Stem Cells

Fat-tissue derived adult stem cells can be harvested and placed into joints for the purpose of regenerating injured and arthritic joints.

We take advantage of the fact that adult stem cells that occur in tissues and organs throughout the body retain their regenerative capabilities throughout their life. Bone marrow and fat tissue have the structural and cellular elements that make them the best sites for cell harvesting in clinical regenerative applications.

Stem Cell Harvesting

Stem cells harvested from fat tissue can develop into a wide variety of adult cell types such as muscle, bone, cartilage, tendon and ligament. It is also apparent that fat-derived stem cells can develop into liver cells, nerve and other tissues under the right conditions. Fat tissue is a favoured site for harvesting cells for clinical purposes because cells:
  • are harvested with minimal invasiveness to the patient;
  • are found in abundant numbers;
  • can be safely and effectively transplanted; and
  • are suitable for treating ligament, tendon, cartilage bone and other tissues.

The stem cells used in clinical point-of-care facilities are harvested from the patient, to be transplanted in the same time session back into the patient. This is called autologous stem cell transplantation. Autologous means that the donor and recipient is the same individual.

Stem Cell Procedure

Autologous stem cell transplantation is provided for the intention of joint and connective tissue regeneration. It involves the following processes;
  • harvesting fat from the available sites (liposuction of the abdomen, flanks or buttocks);
  • extracting the stem and other regenerative cells from the fat; and
  • administering the cells back to the patient into the ligaments, tendons or joints.

The procedure is performed in a procedure room under sterile conditions with patient draped. Then 60 ml of blood is drawn from the patient. This is spun and separated to yield Platelet Rich Plasma (PRP).

Then liposuction is performed to the abdomen, flanks or buttocks of the patient. Specially engineered equipment is used to minimize damage to the stem cells during harvesting.

Once the fat is harvested, the patient is cleaned, any wound is dressed, the drapes are removed and the patient can get up and move around. The patient will be made comfortable in a reclining chair where they await the final phase of the procedure, which is cell implantation.

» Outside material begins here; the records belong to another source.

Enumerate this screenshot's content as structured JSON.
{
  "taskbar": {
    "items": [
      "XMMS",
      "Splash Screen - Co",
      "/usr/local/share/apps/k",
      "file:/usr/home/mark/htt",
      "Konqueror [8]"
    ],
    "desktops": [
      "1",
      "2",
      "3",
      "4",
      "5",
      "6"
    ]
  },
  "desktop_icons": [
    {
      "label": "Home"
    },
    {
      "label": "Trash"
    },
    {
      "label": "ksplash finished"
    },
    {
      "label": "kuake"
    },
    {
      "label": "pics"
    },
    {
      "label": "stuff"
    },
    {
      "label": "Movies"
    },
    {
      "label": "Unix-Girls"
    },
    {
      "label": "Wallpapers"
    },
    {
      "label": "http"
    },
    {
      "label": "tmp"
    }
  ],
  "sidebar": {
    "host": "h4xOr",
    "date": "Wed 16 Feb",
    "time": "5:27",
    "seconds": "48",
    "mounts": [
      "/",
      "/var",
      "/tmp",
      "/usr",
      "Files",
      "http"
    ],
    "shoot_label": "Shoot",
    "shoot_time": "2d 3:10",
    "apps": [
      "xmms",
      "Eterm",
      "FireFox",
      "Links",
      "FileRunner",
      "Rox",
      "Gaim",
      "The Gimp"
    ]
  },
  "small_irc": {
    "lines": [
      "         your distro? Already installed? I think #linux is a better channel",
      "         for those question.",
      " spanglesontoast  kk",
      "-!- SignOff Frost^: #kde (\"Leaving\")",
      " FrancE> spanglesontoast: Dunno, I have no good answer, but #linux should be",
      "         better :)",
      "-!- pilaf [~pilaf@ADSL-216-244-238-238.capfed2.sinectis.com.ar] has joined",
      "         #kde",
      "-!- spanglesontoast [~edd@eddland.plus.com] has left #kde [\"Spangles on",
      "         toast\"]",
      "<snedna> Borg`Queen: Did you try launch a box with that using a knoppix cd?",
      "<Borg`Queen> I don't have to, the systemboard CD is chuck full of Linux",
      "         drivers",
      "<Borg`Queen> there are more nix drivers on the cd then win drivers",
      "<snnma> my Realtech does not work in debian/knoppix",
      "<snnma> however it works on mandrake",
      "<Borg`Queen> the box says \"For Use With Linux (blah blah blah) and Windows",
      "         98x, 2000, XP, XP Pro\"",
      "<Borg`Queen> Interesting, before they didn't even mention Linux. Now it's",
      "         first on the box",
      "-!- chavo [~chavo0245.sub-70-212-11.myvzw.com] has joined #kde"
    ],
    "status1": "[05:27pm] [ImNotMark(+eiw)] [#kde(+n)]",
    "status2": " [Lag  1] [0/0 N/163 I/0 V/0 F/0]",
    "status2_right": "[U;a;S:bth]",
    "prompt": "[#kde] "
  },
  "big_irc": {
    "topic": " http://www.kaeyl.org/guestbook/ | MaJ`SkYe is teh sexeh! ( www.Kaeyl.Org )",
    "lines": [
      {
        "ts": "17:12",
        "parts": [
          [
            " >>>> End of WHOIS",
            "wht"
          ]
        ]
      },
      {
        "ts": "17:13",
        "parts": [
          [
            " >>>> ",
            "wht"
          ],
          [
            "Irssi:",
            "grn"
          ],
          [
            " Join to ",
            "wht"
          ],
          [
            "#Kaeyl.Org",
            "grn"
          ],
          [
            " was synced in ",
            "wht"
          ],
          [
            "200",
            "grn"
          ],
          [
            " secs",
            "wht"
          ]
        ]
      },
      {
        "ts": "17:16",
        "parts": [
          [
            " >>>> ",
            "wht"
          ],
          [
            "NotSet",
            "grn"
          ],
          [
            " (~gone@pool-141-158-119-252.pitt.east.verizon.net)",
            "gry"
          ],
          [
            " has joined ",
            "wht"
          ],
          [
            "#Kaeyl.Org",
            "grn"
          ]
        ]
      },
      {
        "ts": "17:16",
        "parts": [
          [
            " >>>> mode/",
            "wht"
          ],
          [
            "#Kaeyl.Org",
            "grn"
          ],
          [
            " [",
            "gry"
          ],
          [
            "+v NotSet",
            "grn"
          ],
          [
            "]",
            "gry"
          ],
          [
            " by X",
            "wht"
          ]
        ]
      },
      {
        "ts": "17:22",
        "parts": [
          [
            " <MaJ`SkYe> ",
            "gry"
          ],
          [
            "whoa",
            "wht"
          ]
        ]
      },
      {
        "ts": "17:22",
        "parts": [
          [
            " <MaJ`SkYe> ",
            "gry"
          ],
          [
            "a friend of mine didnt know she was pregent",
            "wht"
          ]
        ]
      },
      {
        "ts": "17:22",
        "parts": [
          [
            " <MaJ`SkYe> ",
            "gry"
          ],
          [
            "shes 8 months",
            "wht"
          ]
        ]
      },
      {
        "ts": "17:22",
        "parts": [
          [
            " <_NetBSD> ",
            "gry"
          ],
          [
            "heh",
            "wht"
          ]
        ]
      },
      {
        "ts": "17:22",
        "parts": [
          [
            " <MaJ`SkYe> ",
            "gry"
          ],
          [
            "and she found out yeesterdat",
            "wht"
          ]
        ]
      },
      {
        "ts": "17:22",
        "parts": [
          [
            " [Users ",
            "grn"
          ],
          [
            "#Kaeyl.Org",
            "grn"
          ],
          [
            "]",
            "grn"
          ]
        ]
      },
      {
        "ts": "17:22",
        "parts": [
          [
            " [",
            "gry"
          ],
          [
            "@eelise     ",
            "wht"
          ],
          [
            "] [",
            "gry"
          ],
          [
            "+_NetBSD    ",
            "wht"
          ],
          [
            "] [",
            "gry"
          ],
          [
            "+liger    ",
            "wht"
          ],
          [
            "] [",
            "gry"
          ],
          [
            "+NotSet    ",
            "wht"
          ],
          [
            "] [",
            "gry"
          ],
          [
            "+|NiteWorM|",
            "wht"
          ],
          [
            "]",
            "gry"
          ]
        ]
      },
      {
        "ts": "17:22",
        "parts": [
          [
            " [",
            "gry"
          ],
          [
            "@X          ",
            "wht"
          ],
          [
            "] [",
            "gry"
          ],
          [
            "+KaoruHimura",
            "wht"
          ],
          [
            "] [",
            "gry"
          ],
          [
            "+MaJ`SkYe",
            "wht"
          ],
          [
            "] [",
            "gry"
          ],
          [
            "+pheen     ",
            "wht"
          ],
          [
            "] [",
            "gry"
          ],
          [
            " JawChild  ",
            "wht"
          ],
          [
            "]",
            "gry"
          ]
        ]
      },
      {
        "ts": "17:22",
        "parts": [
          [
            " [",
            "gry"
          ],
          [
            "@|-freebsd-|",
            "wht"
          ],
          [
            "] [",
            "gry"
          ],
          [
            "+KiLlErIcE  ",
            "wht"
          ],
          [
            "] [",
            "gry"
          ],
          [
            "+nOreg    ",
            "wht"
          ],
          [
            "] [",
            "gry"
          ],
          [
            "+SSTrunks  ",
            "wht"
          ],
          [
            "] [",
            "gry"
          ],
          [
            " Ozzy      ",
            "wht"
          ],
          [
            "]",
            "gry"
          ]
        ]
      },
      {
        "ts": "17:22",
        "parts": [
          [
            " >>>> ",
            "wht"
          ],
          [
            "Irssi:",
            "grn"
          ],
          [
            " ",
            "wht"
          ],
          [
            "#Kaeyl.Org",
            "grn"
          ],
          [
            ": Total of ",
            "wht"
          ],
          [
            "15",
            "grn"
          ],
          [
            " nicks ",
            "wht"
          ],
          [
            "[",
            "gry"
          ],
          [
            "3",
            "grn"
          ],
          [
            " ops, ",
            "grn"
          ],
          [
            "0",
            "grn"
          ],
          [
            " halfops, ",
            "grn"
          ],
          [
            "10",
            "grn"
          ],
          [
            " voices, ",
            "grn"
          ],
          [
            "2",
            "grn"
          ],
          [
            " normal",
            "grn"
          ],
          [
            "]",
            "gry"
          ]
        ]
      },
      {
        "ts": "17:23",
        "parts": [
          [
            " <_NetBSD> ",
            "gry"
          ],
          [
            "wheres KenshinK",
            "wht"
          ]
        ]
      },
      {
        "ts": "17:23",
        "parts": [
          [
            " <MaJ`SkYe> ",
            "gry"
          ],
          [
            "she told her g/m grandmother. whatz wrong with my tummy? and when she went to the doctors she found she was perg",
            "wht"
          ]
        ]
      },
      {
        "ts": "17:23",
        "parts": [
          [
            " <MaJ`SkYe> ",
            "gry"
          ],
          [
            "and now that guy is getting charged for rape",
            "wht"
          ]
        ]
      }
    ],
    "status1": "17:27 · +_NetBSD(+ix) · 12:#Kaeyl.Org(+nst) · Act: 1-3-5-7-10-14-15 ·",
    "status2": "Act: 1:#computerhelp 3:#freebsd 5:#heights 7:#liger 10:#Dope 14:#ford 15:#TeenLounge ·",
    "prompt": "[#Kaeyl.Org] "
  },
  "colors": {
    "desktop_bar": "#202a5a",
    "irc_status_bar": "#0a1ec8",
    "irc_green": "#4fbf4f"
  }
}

The next step is to extract the stem cells and other regenerative cells from the harvested fat tissue. This is a multi-step process that is performed in a sterile chamber and takes 90 minutes.

The PRP is mixed with the stem cell concentrate. The platelets release many growth factors and chemical messengers that help to activate stem cells.

In order to encourage the injected cells to stay in the environment of the joint space, they are attached to a scaffold that binds them. The scaffold is a small quantity of unprocessed fat from the liposuction.

Thus a mixture of fat cells, PRP and stem cell concentrate is then injected into the joint space under ultrasound guidance.

What to Expect After the Procedure?

The joint may be stiff and sore for a few days and then the anti-inflammatory phase of the transplant manifests in the joint feeling less painful. The full effect of the implantation takes up to 12 weeks to develop. From the worldwide data on such procedures, there is an 80% chance of obtaining improvements in moderately to mildly affected joints.

Follow-up visits will be arranged the following day, a month following the procedure, and then 3 months later again, depending on the patient’s needs.

For more details download our brochure.